Tokyo's plum blossom haven to axe all its trees
A Tokyo park once named Japan's best for viewing plum blossoms is cutting down all its trees after losing a five-year battle with plum pox.
The 45-square-kilometre Umeno Koen (Plum Park) in western Tokyo's Ome City closed on April 4, four days after hosting its annual plum blossom festival.
The park's remaining 1,266 trees will be felled after the clearing of about 2,600 others failed to contain a 2009 outbreak of the disease.
"It is with great sadness that, in order to stop the spread of the disease and to begin replanting as soon as possible, we will cut down all the plum trees in Umeno Koen," said a statement.
"In the near future, when it's safe for replanting, we will strive to make our city famous for plum blossoms again."
Umeno Koen ranked first among 90 plum-viewing spots nationwide in a Nikkei newspaper reader poll in February 2009.
Ome plans to wait until the area has been free of plum pox for three years before replanting.
Plum trees generally bloom in February and March in Japan, about a month before cherry trees - the more widely recognised sign of spring's arrival in the country.

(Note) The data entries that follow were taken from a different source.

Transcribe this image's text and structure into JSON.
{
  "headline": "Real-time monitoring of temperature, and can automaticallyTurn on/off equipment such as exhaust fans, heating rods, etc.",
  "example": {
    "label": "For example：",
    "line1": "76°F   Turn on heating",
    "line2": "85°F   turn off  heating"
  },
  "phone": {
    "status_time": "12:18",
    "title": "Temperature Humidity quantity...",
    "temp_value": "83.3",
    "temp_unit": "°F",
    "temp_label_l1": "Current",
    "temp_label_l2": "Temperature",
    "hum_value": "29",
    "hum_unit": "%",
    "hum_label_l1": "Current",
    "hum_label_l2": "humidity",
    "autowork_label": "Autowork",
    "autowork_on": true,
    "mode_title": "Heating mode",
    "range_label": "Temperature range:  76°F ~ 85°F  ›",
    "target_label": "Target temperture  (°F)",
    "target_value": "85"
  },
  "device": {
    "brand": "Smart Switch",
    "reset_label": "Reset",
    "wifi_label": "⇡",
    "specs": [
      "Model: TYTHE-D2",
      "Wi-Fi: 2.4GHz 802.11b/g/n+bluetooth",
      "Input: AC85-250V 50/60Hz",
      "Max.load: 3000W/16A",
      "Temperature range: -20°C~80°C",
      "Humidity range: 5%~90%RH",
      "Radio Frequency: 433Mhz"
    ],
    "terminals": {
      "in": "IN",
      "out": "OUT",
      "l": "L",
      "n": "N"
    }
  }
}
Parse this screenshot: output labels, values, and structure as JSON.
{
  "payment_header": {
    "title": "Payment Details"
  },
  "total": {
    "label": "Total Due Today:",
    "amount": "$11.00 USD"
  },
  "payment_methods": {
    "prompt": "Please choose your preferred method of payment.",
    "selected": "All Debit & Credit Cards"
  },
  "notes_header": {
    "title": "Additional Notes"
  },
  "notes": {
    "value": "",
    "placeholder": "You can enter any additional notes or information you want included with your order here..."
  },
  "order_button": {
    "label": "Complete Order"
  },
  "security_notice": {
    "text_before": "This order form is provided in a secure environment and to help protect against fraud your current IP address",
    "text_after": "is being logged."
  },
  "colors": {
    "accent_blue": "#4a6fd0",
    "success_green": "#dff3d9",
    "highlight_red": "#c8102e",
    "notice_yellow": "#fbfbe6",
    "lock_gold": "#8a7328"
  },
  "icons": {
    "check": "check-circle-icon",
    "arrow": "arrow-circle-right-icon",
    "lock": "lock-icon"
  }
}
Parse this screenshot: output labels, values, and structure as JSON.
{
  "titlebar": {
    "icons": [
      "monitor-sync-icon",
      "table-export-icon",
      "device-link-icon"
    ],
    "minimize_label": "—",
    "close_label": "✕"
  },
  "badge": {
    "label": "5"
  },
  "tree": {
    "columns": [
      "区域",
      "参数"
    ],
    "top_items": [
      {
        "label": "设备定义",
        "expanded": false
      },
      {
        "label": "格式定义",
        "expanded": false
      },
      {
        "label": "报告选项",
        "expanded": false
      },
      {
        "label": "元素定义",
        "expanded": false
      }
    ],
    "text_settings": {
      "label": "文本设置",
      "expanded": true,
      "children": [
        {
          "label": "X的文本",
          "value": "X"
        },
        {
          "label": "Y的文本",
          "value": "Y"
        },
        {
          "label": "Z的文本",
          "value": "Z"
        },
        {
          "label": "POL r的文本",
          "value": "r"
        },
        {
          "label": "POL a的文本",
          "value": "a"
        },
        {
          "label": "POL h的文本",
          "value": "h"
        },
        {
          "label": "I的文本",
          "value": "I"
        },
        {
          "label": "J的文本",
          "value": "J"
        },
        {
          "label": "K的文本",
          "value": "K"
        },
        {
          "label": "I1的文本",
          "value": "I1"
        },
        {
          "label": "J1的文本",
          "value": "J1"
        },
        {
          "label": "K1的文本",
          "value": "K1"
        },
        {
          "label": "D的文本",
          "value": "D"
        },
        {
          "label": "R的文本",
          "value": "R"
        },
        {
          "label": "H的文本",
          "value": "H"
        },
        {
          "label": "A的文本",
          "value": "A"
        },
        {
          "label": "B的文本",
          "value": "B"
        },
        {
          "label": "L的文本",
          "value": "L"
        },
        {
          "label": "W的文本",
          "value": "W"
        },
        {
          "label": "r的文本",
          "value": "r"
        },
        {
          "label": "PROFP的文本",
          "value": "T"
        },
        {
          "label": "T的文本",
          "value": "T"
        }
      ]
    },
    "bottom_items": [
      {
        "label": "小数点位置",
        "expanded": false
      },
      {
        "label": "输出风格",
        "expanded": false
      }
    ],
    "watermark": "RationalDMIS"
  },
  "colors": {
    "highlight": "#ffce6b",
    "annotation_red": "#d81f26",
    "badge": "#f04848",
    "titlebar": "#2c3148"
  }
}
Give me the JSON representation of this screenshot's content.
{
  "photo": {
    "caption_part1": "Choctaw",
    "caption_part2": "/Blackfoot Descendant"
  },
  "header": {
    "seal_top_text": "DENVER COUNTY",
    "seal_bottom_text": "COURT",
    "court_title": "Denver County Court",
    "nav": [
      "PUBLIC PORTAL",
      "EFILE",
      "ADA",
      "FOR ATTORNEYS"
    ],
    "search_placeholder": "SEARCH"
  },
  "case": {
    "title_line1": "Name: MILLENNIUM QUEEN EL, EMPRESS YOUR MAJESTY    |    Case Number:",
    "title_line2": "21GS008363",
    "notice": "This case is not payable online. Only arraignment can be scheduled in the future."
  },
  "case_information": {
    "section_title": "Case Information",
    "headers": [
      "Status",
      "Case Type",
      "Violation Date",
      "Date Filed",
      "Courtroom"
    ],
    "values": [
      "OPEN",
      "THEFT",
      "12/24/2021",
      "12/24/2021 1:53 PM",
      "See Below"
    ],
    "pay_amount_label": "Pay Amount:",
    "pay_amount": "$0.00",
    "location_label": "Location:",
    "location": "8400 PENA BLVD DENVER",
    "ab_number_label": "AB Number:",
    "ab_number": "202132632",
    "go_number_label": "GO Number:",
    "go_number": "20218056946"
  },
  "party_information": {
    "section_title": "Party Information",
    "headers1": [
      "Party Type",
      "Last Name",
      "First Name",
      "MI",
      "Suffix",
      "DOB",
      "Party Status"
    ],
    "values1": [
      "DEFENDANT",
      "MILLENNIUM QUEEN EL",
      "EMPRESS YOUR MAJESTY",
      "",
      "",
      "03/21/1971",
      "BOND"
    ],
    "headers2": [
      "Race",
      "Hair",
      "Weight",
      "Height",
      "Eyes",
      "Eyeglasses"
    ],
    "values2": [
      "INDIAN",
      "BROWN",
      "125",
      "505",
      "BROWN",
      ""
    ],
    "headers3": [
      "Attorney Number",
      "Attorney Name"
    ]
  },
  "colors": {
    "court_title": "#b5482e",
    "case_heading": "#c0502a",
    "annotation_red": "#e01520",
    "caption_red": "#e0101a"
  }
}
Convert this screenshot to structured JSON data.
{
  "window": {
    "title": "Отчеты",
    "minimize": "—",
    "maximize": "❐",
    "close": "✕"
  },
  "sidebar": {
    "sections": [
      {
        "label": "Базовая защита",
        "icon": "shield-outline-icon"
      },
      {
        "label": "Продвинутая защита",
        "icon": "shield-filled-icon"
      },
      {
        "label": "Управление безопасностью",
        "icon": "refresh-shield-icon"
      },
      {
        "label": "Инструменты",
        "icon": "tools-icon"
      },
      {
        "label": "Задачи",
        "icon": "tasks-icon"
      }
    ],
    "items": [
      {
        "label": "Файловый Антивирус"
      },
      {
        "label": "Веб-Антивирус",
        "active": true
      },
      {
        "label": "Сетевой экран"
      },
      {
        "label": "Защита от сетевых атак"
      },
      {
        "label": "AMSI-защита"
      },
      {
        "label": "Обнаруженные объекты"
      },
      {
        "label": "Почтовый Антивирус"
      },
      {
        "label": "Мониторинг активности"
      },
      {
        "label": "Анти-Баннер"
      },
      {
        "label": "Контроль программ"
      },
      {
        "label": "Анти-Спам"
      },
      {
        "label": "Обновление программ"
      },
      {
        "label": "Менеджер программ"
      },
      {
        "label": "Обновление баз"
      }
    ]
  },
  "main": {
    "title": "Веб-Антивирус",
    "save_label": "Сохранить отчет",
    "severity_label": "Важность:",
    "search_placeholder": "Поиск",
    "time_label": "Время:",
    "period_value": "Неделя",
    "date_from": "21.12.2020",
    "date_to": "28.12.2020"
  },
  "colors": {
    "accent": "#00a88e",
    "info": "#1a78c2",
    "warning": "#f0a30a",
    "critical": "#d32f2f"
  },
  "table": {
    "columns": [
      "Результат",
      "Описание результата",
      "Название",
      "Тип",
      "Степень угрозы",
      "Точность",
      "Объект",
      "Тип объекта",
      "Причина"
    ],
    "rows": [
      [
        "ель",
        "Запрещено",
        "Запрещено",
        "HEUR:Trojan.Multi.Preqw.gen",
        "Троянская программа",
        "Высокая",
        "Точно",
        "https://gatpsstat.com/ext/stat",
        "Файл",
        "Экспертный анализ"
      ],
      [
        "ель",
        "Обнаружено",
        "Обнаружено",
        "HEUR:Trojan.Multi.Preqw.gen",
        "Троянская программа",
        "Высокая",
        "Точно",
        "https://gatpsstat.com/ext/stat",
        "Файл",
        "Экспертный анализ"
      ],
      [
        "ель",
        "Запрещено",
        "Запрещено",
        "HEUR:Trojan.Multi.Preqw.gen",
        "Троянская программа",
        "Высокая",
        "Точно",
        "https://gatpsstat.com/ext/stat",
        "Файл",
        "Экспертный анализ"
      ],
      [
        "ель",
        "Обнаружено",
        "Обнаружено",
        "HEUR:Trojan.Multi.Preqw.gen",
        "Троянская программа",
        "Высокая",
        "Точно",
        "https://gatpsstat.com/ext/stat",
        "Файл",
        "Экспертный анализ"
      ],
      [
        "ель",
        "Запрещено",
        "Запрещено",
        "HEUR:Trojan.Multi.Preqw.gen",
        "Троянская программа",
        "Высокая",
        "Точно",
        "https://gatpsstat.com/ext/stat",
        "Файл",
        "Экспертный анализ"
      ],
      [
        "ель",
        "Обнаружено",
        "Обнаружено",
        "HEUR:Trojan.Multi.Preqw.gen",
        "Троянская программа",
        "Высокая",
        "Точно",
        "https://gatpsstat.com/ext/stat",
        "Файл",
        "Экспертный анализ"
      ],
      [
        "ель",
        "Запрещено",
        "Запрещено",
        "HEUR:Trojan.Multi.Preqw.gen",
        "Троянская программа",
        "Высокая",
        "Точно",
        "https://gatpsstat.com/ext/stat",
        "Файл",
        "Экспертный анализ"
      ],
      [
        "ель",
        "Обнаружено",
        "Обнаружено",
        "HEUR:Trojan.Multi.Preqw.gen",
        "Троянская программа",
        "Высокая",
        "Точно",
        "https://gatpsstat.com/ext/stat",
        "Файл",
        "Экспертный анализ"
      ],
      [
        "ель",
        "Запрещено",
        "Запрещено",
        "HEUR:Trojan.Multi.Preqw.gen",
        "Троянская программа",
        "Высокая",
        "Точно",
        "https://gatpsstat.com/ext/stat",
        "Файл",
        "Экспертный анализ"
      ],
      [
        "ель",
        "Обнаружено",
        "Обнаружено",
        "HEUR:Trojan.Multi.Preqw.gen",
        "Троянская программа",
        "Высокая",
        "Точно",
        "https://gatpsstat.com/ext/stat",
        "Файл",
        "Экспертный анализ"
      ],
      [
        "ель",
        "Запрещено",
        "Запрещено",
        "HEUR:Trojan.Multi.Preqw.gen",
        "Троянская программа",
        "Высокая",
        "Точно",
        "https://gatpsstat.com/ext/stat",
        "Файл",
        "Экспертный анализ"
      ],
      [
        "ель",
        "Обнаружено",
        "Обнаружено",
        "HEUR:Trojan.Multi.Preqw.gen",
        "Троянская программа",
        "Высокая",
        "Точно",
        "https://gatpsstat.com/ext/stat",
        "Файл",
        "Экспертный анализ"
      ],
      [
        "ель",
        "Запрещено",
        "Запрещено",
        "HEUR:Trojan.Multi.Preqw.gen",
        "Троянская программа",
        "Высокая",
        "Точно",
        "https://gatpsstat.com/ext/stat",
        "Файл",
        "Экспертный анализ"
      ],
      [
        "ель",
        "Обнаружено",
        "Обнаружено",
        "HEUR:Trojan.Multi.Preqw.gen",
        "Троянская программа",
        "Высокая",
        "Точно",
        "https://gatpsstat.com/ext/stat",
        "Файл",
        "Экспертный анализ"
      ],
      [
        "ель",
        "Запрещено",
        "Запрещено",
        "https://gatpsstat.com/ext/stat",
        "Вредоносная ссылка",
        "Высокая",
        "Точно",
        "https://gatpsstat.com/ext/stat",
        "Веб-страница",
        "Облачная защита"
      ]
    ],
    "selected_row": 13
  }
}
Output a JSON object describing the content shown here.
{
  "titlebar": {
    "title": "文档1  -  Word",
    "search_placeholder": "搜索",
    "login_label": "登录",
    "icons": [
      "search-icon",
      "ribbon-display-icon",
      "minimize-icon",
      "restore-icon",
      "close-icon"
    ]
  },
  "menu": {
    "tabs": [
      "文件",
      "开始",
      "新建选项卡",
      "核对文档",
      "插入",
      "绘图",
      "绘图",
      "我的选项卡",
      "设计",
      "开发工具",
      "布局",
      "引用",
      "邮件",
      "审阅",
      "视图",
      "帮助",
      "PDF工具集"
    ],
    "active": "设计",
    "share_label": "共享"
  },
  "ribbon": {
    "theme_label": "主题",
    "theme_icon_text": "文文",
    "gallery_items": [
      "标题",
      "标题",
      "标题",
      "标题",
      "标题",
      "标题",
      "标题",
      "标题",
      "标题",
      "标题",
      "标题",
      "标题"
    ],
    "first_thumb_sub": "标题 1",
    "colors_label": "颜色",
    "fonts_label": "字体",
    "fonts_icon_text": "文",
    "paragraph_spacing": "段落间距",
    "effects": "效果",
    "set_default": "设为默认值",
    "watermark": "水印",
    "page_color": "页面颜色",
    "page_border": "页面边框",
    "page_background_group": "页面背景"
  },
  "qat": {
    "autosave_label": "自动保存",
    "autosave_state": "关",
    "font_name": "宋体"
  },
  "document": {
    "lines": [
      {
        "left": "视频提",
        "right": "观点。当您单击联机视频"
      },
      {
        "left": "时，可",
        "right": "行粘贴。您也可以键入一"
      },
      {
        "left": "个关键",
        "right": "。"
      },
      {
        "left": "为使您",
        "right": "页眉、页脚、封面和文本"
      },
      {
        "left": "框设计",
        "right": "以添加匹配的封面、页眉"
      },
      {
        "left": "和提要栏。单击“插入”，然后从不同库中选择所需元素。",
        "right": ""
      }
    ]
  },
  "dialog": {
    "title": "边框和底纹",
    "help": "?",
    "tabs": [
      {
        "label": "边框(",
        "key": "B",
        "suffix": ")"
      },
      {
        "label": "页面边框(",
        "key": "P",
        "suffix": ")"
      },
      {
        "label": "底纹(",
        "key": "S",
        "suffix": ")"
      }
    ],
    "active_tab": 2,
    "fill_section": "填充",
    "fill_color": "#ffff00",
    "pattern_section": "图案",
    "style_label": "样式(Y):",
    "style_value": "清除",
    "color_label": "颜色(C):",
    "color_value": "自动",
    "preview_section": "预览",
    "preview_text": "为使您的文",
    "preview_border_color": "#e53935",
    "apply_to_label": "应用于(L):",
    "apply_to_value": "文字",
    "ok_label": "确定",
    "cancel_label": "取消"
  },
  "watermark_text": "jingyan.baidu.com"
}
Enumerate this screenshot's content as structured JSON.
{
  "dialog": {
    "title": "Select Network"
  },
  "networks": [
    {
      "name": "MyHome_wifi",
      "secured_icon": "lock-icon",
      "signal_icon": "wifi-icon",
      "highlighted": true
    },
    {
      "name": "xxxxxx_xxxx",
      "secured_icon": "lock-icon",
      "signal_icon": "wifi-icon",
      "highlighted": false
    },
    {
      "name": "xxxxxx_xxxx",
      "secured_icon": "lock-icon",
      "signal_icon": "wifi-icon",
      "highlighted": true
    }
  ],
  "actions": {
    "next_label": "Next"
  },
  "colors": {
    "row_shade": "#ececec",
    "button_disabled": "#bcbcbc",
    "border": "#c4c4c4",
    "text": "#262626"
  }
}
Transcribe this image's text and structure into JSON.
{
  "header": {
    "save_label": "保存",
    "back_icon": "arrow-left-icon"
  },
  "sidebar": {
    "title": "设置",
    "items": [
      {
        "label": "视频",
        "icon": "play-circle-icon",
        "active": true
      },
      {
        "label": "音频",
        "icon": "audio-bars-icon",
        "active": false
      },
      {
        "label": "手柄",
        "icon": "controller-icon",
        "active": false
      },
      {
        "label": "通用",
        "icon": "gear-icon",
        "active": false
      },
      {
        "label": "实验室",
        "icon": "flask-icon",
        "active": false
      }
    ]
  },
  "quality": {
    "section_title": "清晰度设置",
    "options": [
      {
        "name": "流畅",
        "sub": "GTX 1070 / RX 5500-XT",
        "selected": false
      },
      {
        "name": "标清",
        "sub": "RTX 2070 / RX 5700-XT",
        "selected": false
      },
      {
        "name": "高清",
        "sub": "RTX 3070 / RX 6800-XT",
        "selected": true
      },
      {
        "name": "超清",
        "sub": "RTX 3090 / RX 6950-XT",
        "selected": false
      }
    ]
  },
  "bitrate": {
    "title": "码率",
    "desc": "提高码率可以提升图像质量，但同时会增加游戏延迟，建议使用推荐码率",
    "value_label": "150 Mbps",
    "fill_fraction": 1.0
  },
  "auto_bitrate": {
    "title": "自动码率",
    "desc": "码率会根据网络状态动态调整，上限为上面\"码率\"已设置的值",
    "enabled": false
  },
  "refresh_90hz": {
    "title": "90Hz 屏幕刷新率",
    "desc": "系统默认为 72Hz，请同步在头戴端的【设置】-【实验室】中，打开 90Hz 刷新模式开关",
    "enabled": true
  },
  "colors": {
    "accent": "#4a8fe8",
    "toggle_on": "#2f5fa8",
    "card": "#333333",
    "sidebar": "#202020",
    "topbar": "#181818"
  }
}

Plum blossoms can range in color from white to a vivid red. Plum pox is the "most devastating" viral disease among stone fruit - which include plums, apricots and cherries - and is generally transmitted by aphids, according to the US Department of Agriculture's website. It does not present a danger to consumers.
The discovery of the virus in Umeno Koen was the first instance of the disease in Japan, according to Ome City.